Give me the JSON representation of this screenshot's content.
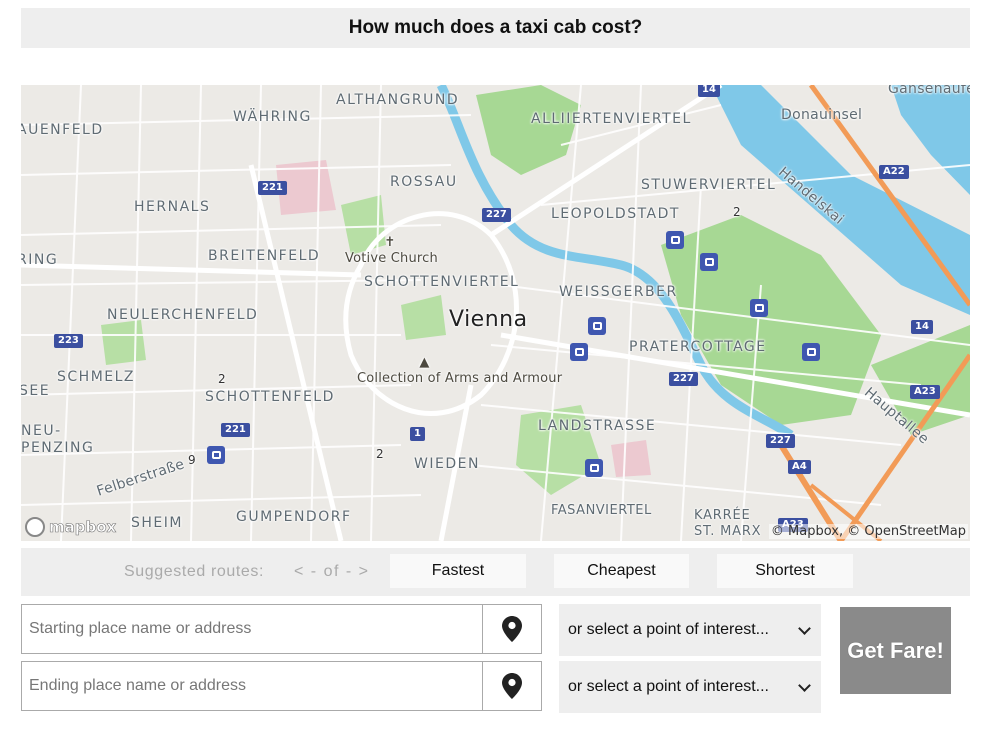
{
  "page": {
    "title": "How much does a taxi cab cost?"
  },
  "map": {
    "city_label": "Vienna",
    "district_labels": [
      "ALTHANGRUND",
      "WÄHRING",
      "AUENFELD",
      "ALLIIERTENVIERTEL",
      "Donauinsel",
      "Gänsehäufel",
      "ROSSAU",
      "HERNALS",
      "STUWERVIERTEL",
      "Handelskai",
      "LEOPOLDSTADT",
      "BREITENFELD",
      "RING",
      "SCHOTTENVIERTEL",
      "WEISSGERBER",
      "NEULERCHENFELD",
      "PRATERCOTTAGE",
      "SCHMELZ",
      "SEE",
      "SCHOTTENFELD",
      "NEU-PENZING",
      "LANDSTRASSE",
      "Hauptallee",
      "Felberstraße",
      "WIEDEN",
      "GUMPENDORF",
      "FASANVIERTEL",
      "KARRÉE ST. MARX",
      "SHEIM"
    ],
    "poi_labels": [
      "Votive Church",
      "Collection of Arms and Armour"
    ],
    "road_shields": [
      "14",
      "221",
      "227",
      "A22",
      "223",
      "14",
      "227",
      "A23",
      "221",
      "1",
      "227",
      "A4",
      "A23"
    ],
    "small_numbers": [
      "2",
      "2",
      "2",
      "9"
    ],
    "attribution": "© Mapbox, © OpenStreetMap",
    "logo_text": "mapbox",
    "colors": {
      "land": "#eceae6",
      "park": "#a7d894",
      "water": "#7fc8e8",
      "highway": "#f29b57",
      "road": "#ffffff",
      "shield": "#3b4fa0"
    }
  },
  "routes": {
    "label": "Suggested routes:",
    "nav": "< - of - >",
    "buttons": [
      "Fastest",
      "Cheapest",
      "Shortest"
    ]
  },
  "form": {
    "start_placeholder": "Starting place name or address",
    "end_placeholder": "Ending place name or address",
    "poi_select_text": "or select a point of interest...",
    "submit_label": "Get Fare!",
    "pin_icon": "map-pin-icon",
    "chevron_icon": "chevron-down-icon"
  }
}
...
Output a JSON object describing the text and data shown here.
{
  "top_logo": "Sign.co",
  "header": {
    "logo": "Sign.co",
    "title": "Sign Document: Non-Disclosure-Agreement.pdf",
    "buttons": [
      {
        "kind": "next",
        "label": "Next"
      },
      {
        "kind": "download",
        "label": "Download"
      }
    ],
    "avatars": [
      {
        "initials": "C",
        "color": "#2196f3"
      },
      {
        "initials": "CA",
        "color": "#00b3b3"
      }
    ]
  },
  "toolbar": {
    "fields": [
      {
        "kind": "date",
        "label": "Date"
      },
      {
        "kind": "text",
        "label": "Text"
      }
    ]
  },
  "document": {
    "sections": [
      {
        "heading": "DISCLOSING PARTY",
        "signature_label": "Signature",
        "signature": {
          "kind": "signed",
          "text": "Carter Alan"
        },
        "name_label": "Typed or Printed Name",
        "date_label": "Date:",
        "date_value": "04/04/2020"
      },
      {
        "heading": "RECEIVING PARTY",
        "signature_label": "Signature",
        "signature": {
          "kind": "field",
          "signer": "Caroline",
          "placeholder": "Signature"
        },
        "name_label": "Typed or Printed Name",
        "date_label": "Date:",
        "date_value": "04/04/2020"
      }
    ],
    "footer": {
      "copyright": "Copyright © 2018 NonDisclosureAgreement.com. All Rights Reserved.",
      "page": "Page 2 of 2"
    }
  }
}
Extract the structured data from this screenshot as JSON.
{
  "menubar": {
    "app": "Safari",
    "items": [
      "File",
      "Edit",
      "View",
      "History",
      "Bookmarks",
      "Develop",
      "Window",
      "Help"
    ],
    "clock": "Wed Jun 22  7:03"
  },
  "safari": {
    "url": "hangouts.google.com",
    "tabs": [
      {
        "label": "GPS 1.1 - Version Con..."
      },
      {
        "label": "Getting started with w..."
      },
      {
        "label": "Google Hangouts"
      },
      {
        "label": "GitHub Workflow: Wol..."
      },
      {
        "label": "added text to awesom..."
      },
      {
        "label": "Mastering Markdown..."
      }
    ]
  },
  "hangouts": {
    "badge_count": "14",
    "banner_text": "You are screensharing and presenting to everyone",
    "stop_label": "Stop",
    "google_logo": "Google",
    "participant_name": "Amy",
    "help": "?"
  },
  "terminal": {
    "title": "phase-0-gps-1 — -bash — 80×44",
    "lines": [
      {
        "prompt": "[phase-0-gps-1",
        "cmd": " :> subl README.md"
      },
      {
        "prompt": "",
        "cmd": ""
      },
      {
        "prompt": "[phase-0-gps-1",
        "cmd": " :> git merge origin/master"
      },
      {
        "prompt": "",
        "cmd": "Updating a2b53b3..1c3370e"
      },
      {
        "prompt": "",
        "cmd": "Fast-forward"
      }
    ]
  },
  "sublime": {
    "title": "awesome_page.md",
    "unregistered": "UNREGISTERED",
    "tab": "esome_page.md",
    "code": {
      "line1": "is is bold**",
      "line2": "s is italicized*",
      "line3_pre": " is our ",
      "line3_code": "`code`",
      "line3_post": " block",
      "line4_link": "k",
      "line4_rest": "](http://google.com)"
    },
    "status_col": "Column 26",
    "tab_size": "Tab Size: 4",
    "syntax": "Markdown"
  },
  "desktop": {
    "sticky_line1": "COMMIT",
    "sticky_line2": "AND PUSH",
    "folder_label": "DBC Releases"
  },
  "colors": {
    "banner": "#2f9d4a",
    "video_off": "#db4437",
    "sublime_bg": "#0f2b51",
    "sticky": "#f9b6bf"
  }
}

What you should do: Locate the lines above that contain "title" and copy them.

Task solution:
    "title": "How much does a taxi cab cost?"
    "title": "Sign Document: Non-Disclosure-Agreement.pdf",
    "title": "phase-0-gps-1 — -bash — 80×44",
    "title": "awesome_page.md",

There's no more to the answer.